HOW TO COMPLETE THIS TASK: Extract the text of every entry below exactly; leave images out.

PROVIDED DATA:
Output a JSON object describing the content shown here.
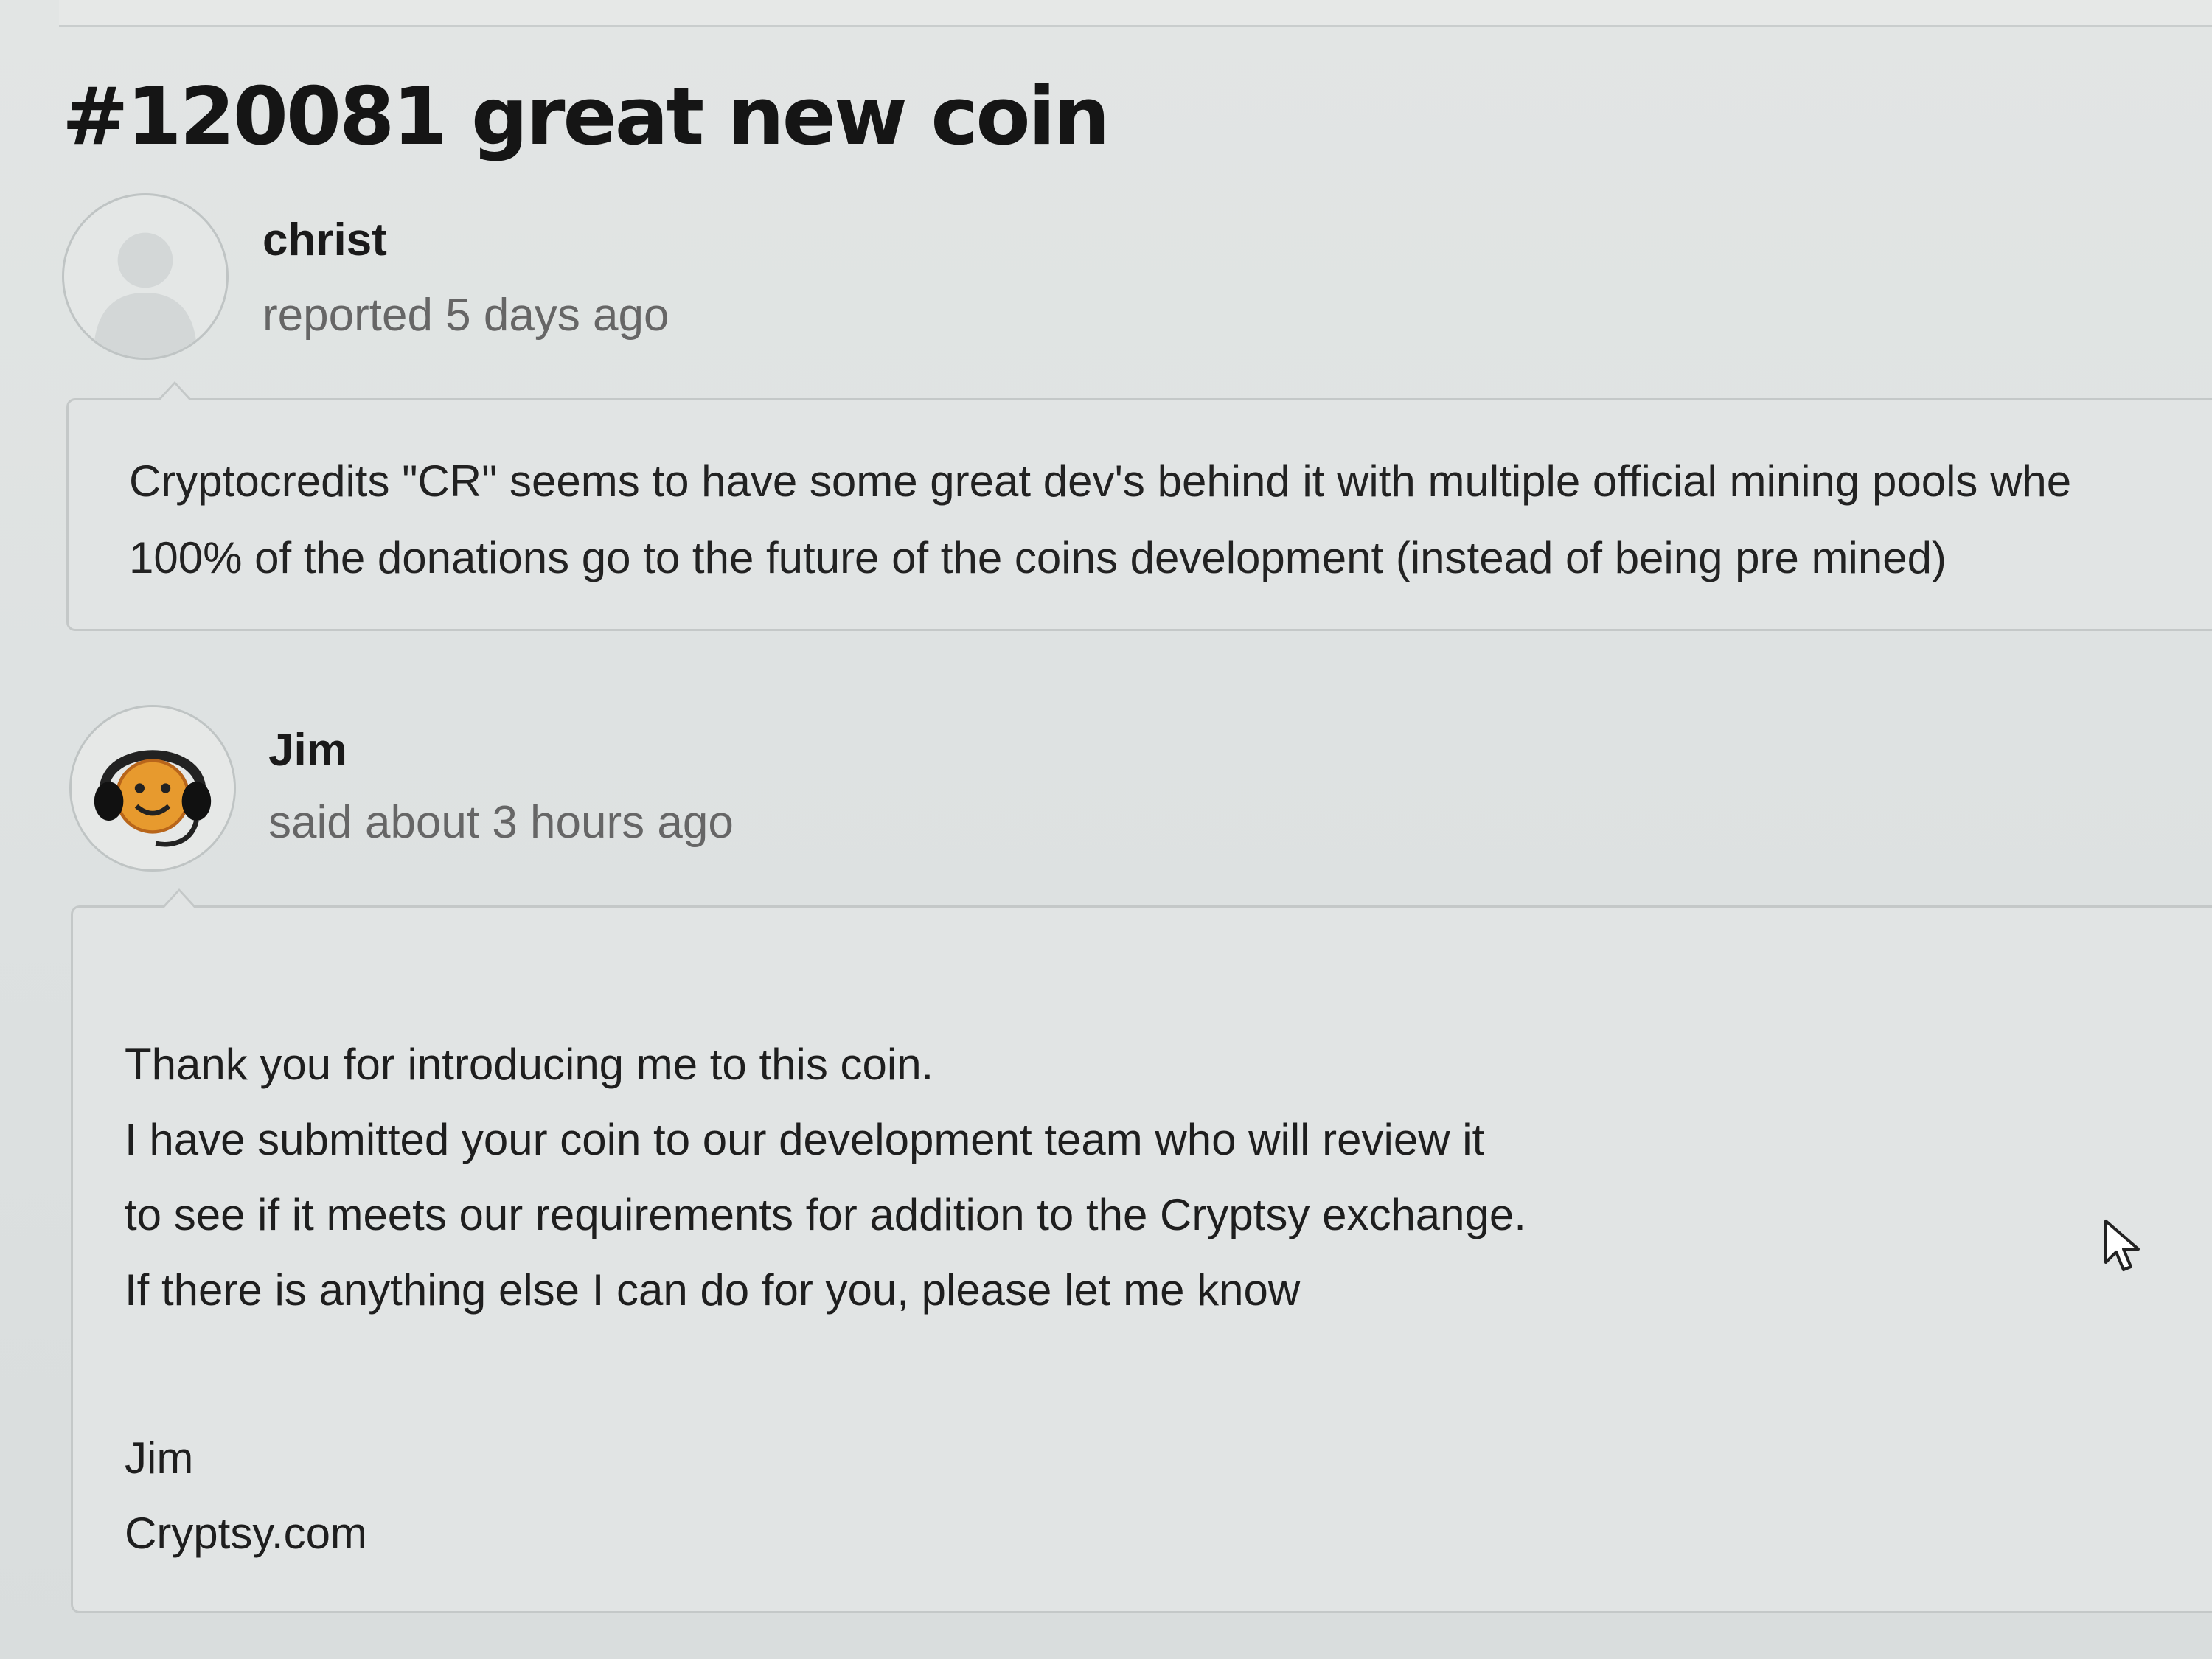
{
  "ticket": {
    "title": "#120081 great new coin"
  },
  "report": {
    "author": "christ",
    "meta": "reported 5 days ago",
    "avatar_icon": "default-user-avatar-icon",
    "body_lines": [
      "Cryptocredits \"CR\" seems to have some great dev's behind it with multiple official mining pools whe",
      "100% of the donations go to the future of the coins development (instead of being pre mined)"
    ]
  },
  "reply": {
    "author": "Jim",
    "meta": "said about 3 hours ago",
    "avatar_icon": "support-agent-headset-smiley-icon",
    "body_lines": [
      "Thank you for introducing me to this coin.",
      "I have submitted your coin to our development team who will review it",
      "to see if it meets our requirements for addition to the Cryptsy exchange.",
      "If there is anything else I can do for you, please let me know",
      "Jim",
      "Cryptsy.com"
    ]
  },
  "cursor_icon": "mouse-pointer-icon"
}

PROBLEM SOLUTION:
Output a JSON object describing the content shown here.
{
  "ticket": {
    "title": "#120081 great new coin"
  },
  "report": {
    "author": "christ",
    "meta": "reported 5 days ago",
    "avatar_icon": "default-user-avatar-icon",
    "body_lines": [
      "Cryptocredits \"CR\" seems to have some great dev's behind it with multiple official mining pools whe",
      "100% of the donations go to the future of the coins development (instead of being pre mined)"
    ]
  },
  "reply": {
    "author": "Jim",
    "meta": "said about 3 hours ago",
    "avatar_icon": "support-agent-headset-smiley-icon",
    "body_lines": [
      "Thank you for introducing me to this coin.",
      "I have submitted your coin to our development team who will review it",
      "to see if it meets our requirements for addition to the Cryptsy exchange.",
      "If there is anything else I can do for you, please let me know",
      "Jim",
      "Cryptsy.com"
    ]
  },
  "cursor_icon": "mouse-pointer-icon"
}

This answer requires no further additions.